On Halloween night in 1960, dressed-up as Pluto, Walt Disney’s cartoon-dog, I tricked and treated with my little neighbourhood chums.
Due to unforgivable childhood stupidity I held a skyrocket in my hand, keen to observe close-up what was meant to happen in the sky!
And I held a painfully large burn in the palm of my hand for several weeks thereafter!
Wednesday’s damp squib brought sweeter reminiscences as well, of a rural neighbourhood on the edge of Enniskillen that was our all-year-round playground, but was also the profound facilitator of our collective future.
It was a small triangular portion of the town, inside the elbow of two main roads, which I described recently in a compilation of stories about the town.
The aerial photo from the book - Enniskillen In the Rare Ould Times - was taken in 1949.
Roamer’s family home is one of the row of white houses tucked into the bottom right-hand corner of the picture.
The roadway at the front of the houses divided us from a former American WWII army camp with its remaining line of curved-roof Nissan huts and several rows of unoccupied concrete foundations where other huts had been removed.
This was where General Eisenhower addressed his GIs in May 1944 prior to the Normandy Landings.

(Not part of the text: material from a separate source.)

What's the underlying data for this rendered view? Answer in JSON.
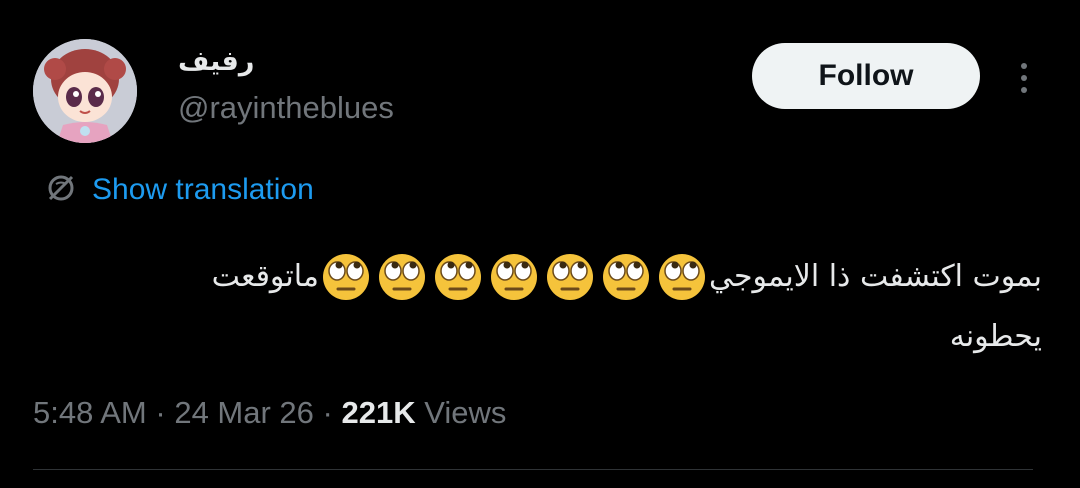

Wickham Drive, the tall terrace of three storey dwellings towards the top of the picture, was occupied solely by RUC officers and their families.
Two little boys from Wickham Drive were amongst my dressed-up chums on Halloween night in 1960.
They also played games with me amongst the Nissan huts in the old army camp though Raymond preferred to tinker with his beloved bicycles and Billy loved his stamp collection.
The two lads grew up and followed their fathers’ footsteps into the RUC.
Both were shot dead by the IRA.
Some of the ex-US Army Nissan huts were occupied by local families who’d moved in after the war.
Piles of old breeze blocks and warped sections of tin in the camp, along with discarded wooden rafters, military fittings and fixtures and remnants of furniture, offered endless fun as a full-scale, real-life ‘legoland’!
We built all kinds of huts and forts and more than occasionally unearthed tattered maps and disintegrated documents - plans for D-Day!?
The Model School - the large buildings and open space in the middle of the picture - provided an early and excellent education…and the smooth-surfaced tarmacadam playground was ideal for all-weather roller-skating.
It offered firm footing too for little girls’ skipping ropes, rhythmically thumping the ground under dizzyingly-fast footwork.
My first day in my first classroom was under the watchful eye of a teacher who barely had time to enrol me before I dashed back home at the first available opportunity!
With my mother’s firm persuasion and my teacher’s sensitive encouragement the little run-away returned and sat weeping unhappily at a tiny desk.
Another little pupil called Joe lent me his plastic toy-train to alleviate my wails of despair and soon I was joining in the lessons, relatively tearlessly!
There were wooden easels with jam jars of coloured paint which we liberally spread on large sheets of paper (and on each other) with thick-bristled paint brushes.
We were painting ‘portraits’ of each other - Mr Men lookalikes with legs and arms protruding from heads without bodies!
Then it dawned on me.
Suddenly and memorably I realised that a human head is on top of a neck, and the legs and arms are lower down, attached to a body!
It was truly a magic moment of discovery.
So was the night my father pointed to the clear, black sky above our house, populated by countless millions of stars and galaxies, and told me about infinity.
One day an old man died in a house nearby.
Though I didn’t know him, nor any of his family, I knocked on their front door asked to see the body - within an hour of his passing away!
I bore no words of comfort and offered no grieving handshake, just an innocent smile.
“Can I see him please?” was the height of my childhood empathy.
They brought me into the house and I stood looking at the body.
The family had to usher me out or I’d have stayed there all day!
I’d never seen a corpse before and am forever grateful that unknown neighbours so readily allowed a youngster to infringe on their grief.
One of many memories, happy and sad, sparked off - amazingly - by a damp squib!